Teenage Carter is a very happy little guy. Never have I seen a building so jaw-dropping. We grab a croissant and some juice at a convenience store and stand momentarily with our eyes wide and our mouths open in awe. This entire city is ridiculous in its magnitude, but beautiful in its sheer defiance towards the laws of gravity. Good job Dubai, for breaking through the sky.
And then we were off again, back to get our passports stamped and to sit on another plane. 8 hours later we were in Oslo, then Copenhagen, then by 2:30 am we were asleep in bed at home. It feels as though I have never left, even though I’ve been living out of the same backpack since the end of June when we first hitchhiked around Northern Poland and got lost in the Georgian mountains. I have seen such sights that I can not properly find words to describe, experienced kindness from strangers that I can never properly thank, and seen the world in a way that has only stoked the fire for an addiction to travel that I have been feeding continuously for the past five years. Now that I am back in Europe, my rambles shall continue in countries more familiar yet equally exotic, and ones were I shall continue to explore the limits of myself and the small, majestic world we call home.

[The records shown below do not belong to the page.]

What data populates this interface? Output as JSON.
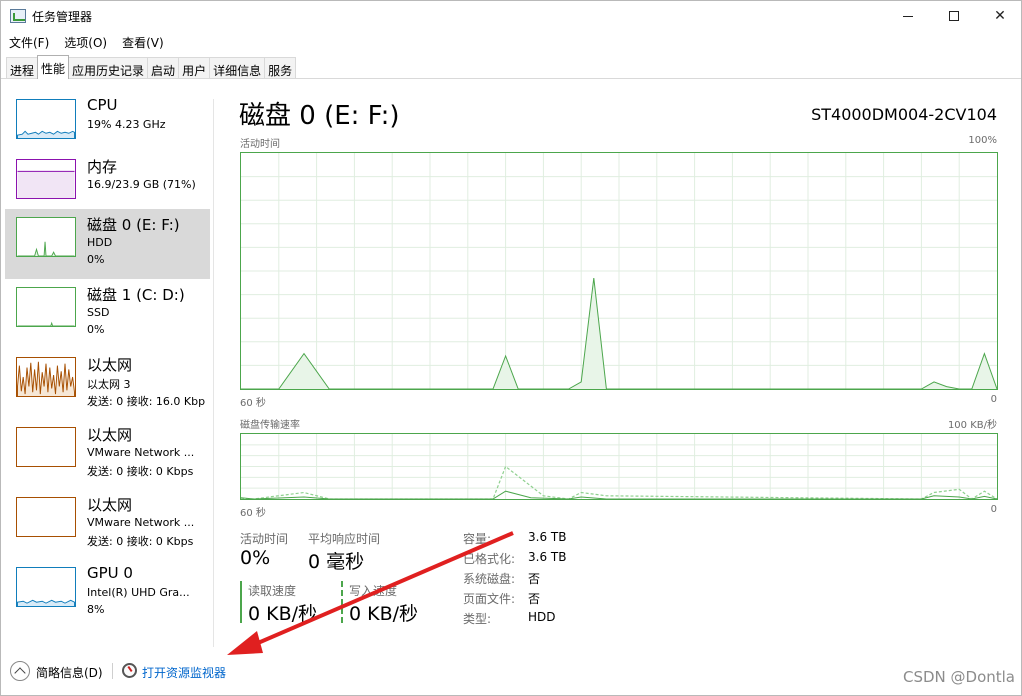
{
  "window": {
    "title": "任务管理器"
  },
  "menu": [
    "文件(F)",
    "选项(O)",
    "查看(V)"
  ],
  "tabs": [
    "进程",
    "性能",
    "应用历史记录",
    "启动",
    "用户",
    "详细信息",
    "服务"
  ],
  "sidebar": {
    "items": [
      {
        "name": "CPU",
        "line1": "19%  4.23 GHz",
        "line2": ""
      },
      {
        "name": "内存",
        "line1": "16.9/23.9 GB (71%)",
        "line2": ""
      },
      {
        "name": "磁盘 0 (E: F:)",
        "line1": "HDD",
        "line2": "0%"
      },
      {
        "name": "磁盘 1 (C: D:)",
        "line1": "SSD",
        "line2": "0%"
      },
      {
        "name": "以太网",
        "line1": "以太网 3",
        "line2": "发送: 0 接收: 16.0 Kbp"
      },
      {
        "name": "以太网",
        "line1": "VMware Network ...",
        "line2": "发送: 0 接收: 0 Kbps"
      },
      {
        "name": "以太网",
        "line1": "VMware Network ...",
        "line2": "发送: 0 接收: 0 Kbps"
      },
      {
        "name": "GPU 0",
        "line1": "Intel(R) UHD Gra...",
        "line2": "8%"
      }
    ]
  },
  "main": {
    "title": "磁盘 0 (E: F:)",
    "model": "ST4000DM004-2CV104",
    "activity_chart": {
      "label": "活动时间",
      "max": "100%",
      "xleft": "60 秒",
      "xright": "0"
    },
    "transfer_chart": {
      "label": "磁盘传输速率",
      "max": "100 KB/秒",
      "xleft": "60 秒",
      "xright": "0"
    },
    "stats": {
      "active_label": "活动时间",
      "active_value": "0%",
      "resp_label": "平均响应时间",
      "resp_value": "0 毫秒",
      "read_label": "读取速度",
      "read_value": "0 KB/秒",
      "write_label": "写入速度",
      "write_value": "0 KB/秒"
    },
    "props": [
      {
        "k": "容量:",
        "v": "3.6 TB"
      },
      {
        "k": "已格式化:",
        "v": "3.6 TB"
      },
      {
        "k": "系统磁盘:",
        "v": "否"
      },
      {
        "k": "页面文件:",
        "v": "否"
      },
      {
        "k": "类型:",
        "v": "HDD"
      }
    ]
  },
  "bottom": {
    "brief": "简略信息(D)",
    "open_monitor": "打开资源监视器",
    "watermark": "CSDN @Dontla"
  },
  "colors": {
    "disk": "#4ca64c",
    "cpu": "#117dbb",
    "memory": "#8b12ae",
    "net": "#a74f01",
    "selected": "#d9d9d9"
  },
  "chart_data": [
    {
      "type": "area",
      "title": "活动时间",
      "x": [
        60,
        55,
        50,
        45,
        40,
        35,
        30,
        25,
        20,
        15,
        10,
        5,
        0
      ],
      "ylim": [
        0,
        100
      ],
      "unit": "%",
      "points": [
        [
          60,
          0
        ],
        [
          57,
          0
        ],
        [
          55,
          15
        ],
        [
          53,
          0
        ],
        [
          40,
          0
        ],
        [
          39,
          14
        ],
        [
          38,
          0
        ],
        [
          34,
          0
        ],
        [
          33,
          3
        ],
        [
          32,
          47
        ],
        [
          31,
          0
        ],
        [
          6,
          0
        ],
        [
          5,
          3
        ],
        [
          4,
          1
        ],
        [
          3,
          0
        ],
        [
          2,
          0
        ],
        [
          1,
          15
        ],
        [
          0,
          0
        ]
      ]
    },
    {
      "type": "line",
      "title": "磁盘传输速率",
      "ylim": [
        0,
        100
      ],
      "unit": "KB/秒",
      "read_points": [
        [
          60,
          0
        ],
        [
          59,
          0
        ],
        [
          55,
          10
        ],
        [
          53,
          0
        ],
        [
          40,
          0
        ],
        [
          39,
          50
        ],
        [
          37,
          20
        ],
        [
          36,
          5
        ],
        [
          34,
          0
        ],
        [
          33,
          10
        ],
        [
          31,
          5
        ],
        [
          6,
          0
        ],
        [
          5,
          10
        ],
        [
          3,
          15
        ],
        [
          2,
          0
        ],
        [
          1,
          12
        ],
        [
          0,
          0
        ]
      ],
      "write_points": [
        [
          60,
          2
        ],
        [
          59,
          0
        ],
        [
          55,
          3
        ],
        [
          53,
          0
        ],
        [
          40,
          0
        ],
        [
          39,
          12
        ],
        [
          37,
          2
        ],
        [
          34,
          0
        ],
        [
          33,
          3
        ],
        [
          31,
          0
        ],
        [
          6,
          0
        ],
        [
          5,
          5
        ],
        [
          3,
          3
        ],
        [
          2,
          0
        ],
        [
          1,
          4
        ],
        [
          0,
          0
        ]
      ]
    }
  ]
}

Thank you for reading and for joining me through these amazing travels around Asia. While my chapter in that continent has momentarily come to a close, there are many more rambles to come. I hope that you will join me for the next one!